What does any of this mean? I am worried that like in 1930s Spain, the differences between the Democrats could spell disaster for them. The fact that any of the fifty Democratic senators could single-handedly stop a law from passing will mean that any of them could make pretty much any request they wanted: but what happens when a moderate makes a demand that progressives don’t like? Or vice versa? Such arguments are bound to happen, and I think they may well tear the party apart, causing either half to entirely veto legislation made by their own official allies. Meanwhile, the Republicans will surely be waiting on the sidelines, spying weaknesses to exploit during future elections in 2022 and 2024. If the Democrats can’t reconcile their differences, I don’t see their grip on power lasting long.
Mark Twain, Lincoln’s contemporary, told us that “History doesn’t repeat itself, but it often rhymes”. The Spanish Civil War was fought over 80 years ago and in entirely different circumstances, but the principles at stake were mostly the same as in modern America: those who are driven to defend democracy pushing back those who are desperate to bend it to their will. And while we might think that if anywhere, democracy is safe in the Land of the Free, the 6th of January taught us that we should take nothing for granted (especially when the police and even the President support the aggressors). Joe Biden may yet face some of the toughest challenges of any President in recent memory: we will all be counting on him to overcome them.
Most of this piece was done from my own knowledge, but there are a few articles out there touching on similar themes:
Also, if any of this interested you at all, read A Promised Land.
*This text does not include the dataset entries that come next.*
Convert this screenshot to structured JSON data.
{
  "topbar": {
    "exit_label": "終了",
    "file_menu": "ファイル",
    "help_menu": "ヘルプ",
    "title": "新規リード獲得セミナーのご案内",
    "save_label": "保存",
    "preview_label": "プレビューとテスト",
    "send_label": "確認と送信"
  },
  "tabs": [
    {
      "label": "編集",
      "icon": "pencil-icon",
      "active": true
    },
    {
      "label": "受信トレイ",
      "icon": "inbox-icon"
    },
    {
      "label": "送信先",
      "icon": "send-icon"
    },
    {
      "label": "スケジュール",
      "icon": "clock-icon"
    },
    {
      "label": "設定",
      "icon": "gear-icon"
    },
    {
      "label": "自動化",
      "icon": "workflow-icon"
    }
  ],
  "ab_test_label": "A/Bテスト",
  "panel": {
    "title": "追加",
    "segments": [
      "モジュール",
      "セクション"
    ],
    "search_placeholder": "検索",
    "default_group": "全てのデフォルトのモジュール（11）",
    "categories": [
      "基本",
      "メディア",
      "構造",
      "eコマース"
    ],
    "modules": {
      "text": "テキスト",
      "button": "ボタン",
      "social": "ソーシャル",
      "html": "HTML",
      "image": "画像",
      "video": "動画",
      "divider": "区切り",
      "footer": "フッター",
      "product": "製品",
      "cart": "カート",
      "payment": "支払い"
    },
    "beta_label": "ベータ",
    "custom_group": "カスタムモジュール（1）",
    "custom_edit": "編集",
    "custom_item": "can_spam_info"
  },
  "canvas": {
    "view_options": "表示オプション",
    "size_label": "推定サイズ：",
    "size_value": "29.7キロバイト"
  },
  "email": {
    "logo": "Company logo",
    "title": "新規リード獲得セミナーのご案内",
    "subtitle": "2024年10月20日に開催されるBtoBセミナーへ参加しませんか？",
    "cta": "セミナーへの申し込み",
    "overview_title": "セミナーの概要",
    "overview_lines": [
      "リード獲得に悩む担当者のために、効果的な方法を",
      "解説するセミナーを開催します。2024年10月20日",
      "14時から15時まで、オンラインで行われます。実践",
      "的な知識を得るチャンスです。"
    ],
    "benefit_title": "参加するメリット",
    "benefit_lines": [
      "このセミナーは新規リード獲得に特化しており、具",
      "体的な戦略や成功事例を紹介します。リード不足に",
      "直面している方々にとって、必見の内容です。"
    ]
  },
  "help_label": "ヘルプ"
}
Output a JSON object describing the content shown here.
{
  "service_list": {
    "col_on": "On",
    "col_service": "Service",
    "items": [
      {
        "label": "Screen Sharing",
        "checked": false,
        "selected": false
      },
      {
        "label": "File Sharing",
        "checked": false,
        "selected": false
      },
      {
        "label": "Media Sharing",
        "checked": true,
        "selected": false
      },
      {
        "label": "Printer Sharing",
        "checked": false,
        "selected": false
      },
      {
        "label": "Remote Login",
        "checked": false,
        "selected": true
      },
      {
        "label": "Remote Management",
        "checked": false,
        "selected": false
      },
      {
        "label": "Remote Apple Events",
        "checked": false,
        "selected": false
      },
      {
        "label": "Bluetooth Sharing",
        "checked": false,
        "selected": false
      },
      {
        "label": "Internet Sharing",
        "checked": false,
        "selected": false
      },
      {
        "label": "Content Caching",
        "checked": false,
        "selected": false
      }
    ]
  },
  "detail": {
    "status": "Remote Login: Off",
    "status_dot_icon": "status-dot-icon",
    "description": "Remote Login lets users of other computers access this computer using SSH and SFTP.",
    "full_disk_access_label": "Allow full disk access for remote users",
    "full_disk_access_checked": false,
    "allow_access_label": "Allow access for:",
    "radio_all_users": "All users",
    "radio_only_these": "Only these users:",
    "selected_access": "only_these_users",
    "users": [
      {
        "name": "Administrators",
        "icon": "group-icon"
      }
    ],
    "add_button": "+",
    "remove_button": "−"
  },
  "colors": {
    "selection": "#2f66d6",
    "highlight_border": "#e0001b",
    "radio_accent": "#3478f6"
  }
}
Even if you don’t like Obama (I’m hardly his hugest fan), it offers an illuminating account into American and world politics from someone who was at the centre of it all (and actually knew what was going on, unlike more recent Presidents). Here is a link to it from my favourite independent bookshop here in Edinburgh, because fuck Amazon:
Image sources, in order of appearance (all credit goes to their rightful owners):